Nevertheless, we must note that Donald Trump’s remarks on immigration from “shithole” countries reflects a larger, more pervasive, and more dangerous viewpoint on the intersection of immigration and race. By referring nations like Haiti and African countries as “shitholes,” he’s not just expressing what some conservatives view as “politically incorrect” sentiments. Rather he and importantly members of his staff are embracing what used to be a fringe theory held by the farthest of the far right. It’s a theory claiming that white people are being systematically “erased” by their inferiors, and thus require an influx of white babies and new white immigrants (at the exclusion of their nonwhite counterparts) to survive. This viewpoint has resulted in the federal government shutdown. We must understand that the current debate at Capitol Hill has little to do with border security concerns.

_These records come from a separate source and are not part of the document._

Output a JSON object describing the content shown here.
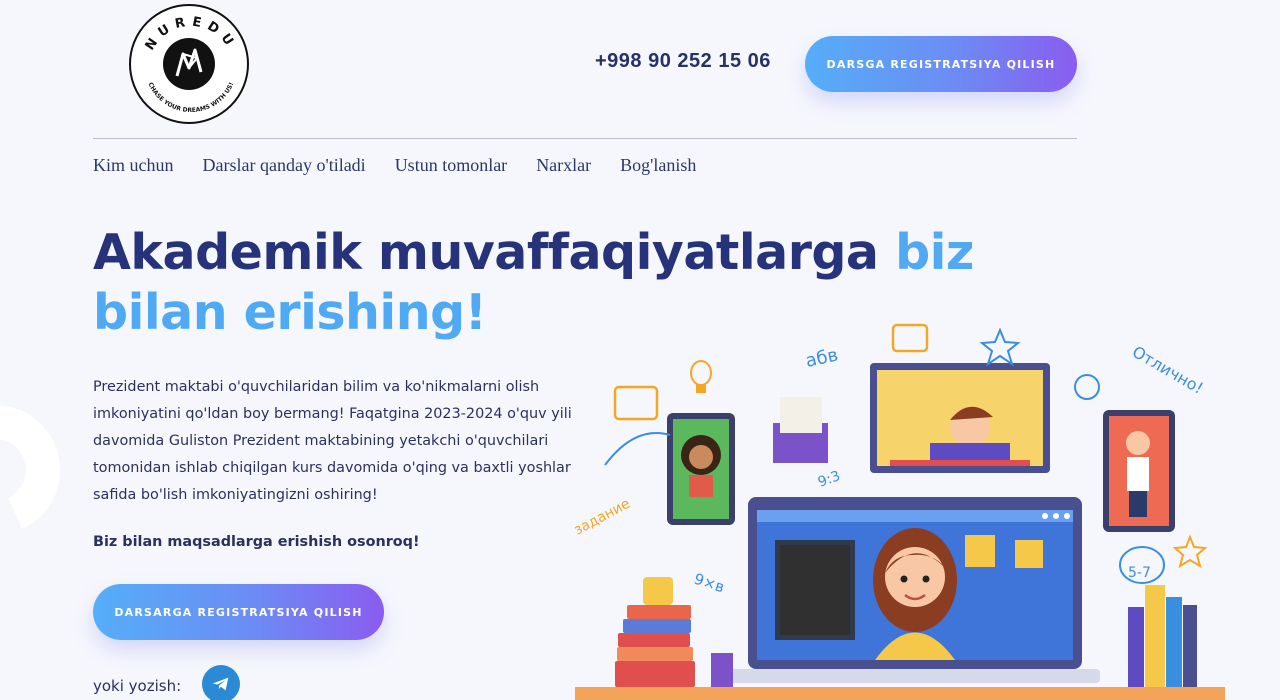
{
  "logo": {
    "brand": "NUREDU",
    "slogan": "CHASE YOUR DREAMS WITH US!"
  },
  "header": {
    "phone": "+998 90 252 15 06",
    "cta_label": "DARSGA REGISTRATSIYA QILISH"
  },
  "nav": {
    "items": [
      "Kim uchun",
      "Darslar qanday o'tiladi",
      "Ustun tomonlar",
      "Narxlar",
      "Bog'lanish"
    ]
  },
  "hero": {
    "title_part1": "Akademik muvaffaqiyatlarga ",
    "title_part2": "biz bilan erishing!",
    "description": "Prezident maktabi o'quvchilaridan bilim va ko'nikmalarni olish imkoniyatini qo'ldan boy bermang! Faqatgina 2023-2024 o'quv yili davomida Guliston Prezident maktabining yetakchi o'quvchilari tomonidan ishlab chiqilgan kurs davomida o'qing va baxtli yoshlar safida bo'lish imkoniyatingizni oshiring!",
    "tagline": "Biz bilan maqsadlarga erishish osonroq!",
    "cta_label": "DARSARGA REGISTRATSIYA QILISH",
    "contact_label": "yoki yozish:"
  },
  "illustration": {
    "doodles": [
      "абв",
      "Отлично!",
      "задание",
      "9×в",
      "9:3",
      "5-7"
    ]
  },
  "colors": {
    "dark": "#26327a",
    "accent": "#4fa9f3",
    "button_start": "#55aef8",
    "button_end": "#8a5cf0"
  }
}
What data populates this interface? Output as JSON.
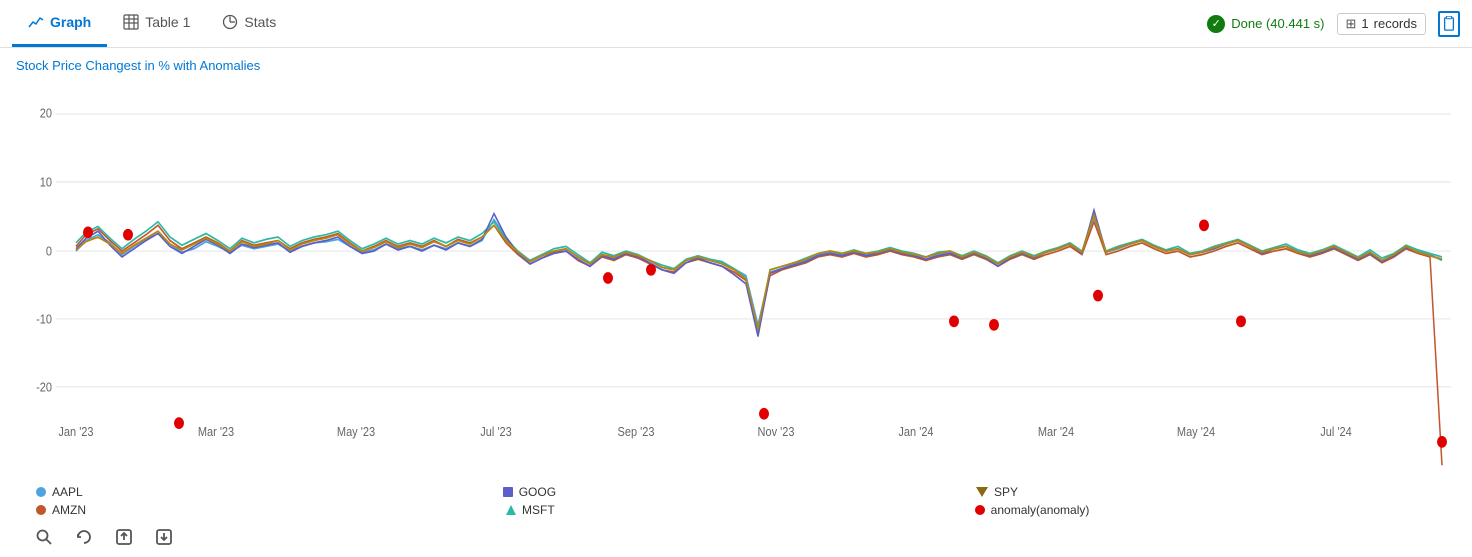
{
  "tabs": [
    {
      "id": "graph",
      "label": "Graph",
      "icon": "chart-icon",
      "active": true
    },
    {
      "id": "table1",
      "label": "Table 1",
      "icon": "table-icon",
      "active": false
    },
    {
      "id": "stats",
      "label": "Stats",
      "icon": "stats-icon",
      "active": false
    }
  ],
  "status": {
    "done_label": "Done (40.441 s)",
    "records_count": "1",
    "records_label": "records"
  },
  "chart": {
    "title": "Stock Price Changest in % with Anomalies",
    "y_axis": {
      "max": 20,
      "mid_upper": 10,
      "zero": 0,
      "mid_lower": -10,
      "min": -20
    },
    "x_axis_labels": [
      "Jan '23",
      "Mar '23",
      "May '23",
      "Jul '23",
      "Sep '23",
      "Nov '23",
      "Jan '24",
      "Mar '24",
      "May '24",
      "Jul '24"
    ]
  },
  "legend": [
    {
      "id": "aapl",
      "label": "AAPL",
      "color": "#4fa3e0",
      "shape": "dot"
    },
    {
      "id": "amzn",
      "label": "AMZN",
      "color": "#c0562a",
      "shape": "dot"
    },
    {
      "id": "goog",
      "label": "GOOG",
      "color": "#5b5fc7",
      "shape": "square"
    },
    {
      "id": "msft",
      "label": "MSFT",
      "color": "#2db8a5",
      "shape": "triangle-up"
    },
    {
      "id": "spy",
      "label": "SPY",
      "color": "#8B6914",
      "shape": "triangle-down"
    },
    {
      "id": "anomaly",
      "label": "anomaly(anomaly)",
      "color": "#e00000",
      "shape": "dot"
    }
  ],
  "toolbar": {
    "search_title": "Search",
    "refresh_title": "Refresh",
    "export_title": "Export",
    "download_title": "Download"
  }
}
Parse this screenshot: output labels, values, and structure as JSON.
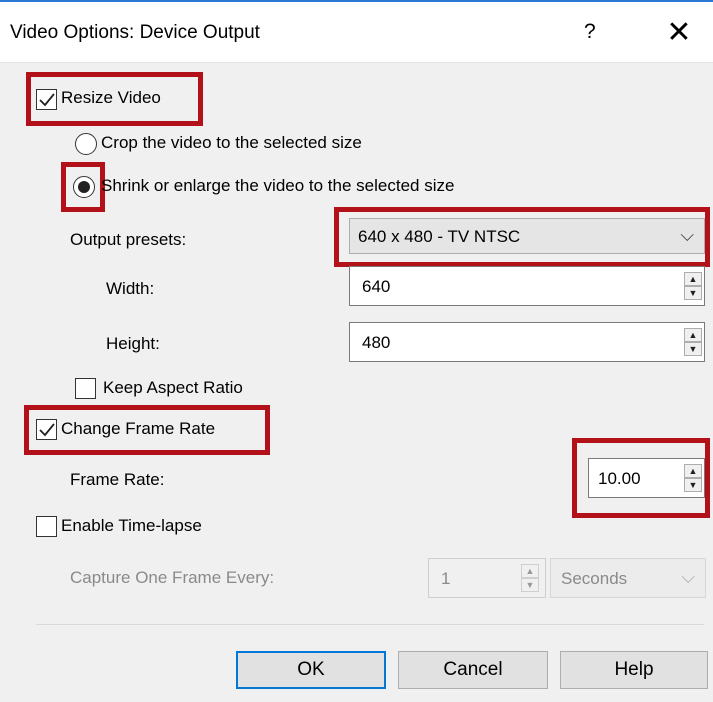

It’s about halting immigration, especially from nonwhite countries. In the final days and hours before the government shutdown, Donald Trump sabotaged a bipartisan compromise that was Congress’s best shot at passing a package that would’ve kept the government open and do something about the DACA program Trump ended last year, but wanted “fixed.” This would’ve given him much of what he wanted out of immigration reform like the border wall and an end to “diversity” visas. Instead, Trump turned toward restrictionists like Sen. Tom Cotton and White House Senior Adviser Stephen Miller who has long influenced his attitudes on immigration policy. Miller’s silent hand on Trump’s DACA views was noteworthy enough that Sen. Lindsey Graham told MSNBC that his approach had, “no viability.” Breitbart fired back at Graham, running a piece which called him, “pro-amnesty” while referring to Cotton as, “the heir to Jeff Sessions’ pro-American immigration reform agenda.” Cotton has said that the “American people” like Trump’s and more importantly, his own “economic nationalist approach” favoring cuts on legal immigration, harsh penalties on DACA recipients and legal immigrants, and criminalizing undocumented immigrants’ status whose presence violates civil law. The language used by sites like Breitbart make it clear that this is all about mythmaking and fearmongering. As John Binder writes describing Cotton’s extremist policy: “By 2023, the Center for Immigration Studies estimates that the legal and illegal immigrant population of the U.S. will make up nearly 15 percent of the entire U.S. population.” The Center for Immigration Studies is an unreliable source for immigration data since its fonder John Tanton of embracing eugenics and reportedly told a friend, “for European-American society and culture to persist requires a European-American majority, and a clear one at that.” Now Tanton’s allies are attempting to put these ideas into immigration policy. And they wonder why Democrats aren’t interested despite the obvious white supremacist implications. Judging by Trump’s actions on revoking temporary protected status on DREAMers, Haitians, and El Salvadorans, I’m guessing he’s with the hardliners. Thus, as far as I see it, I don’t see any resolution in sight to this shutdown.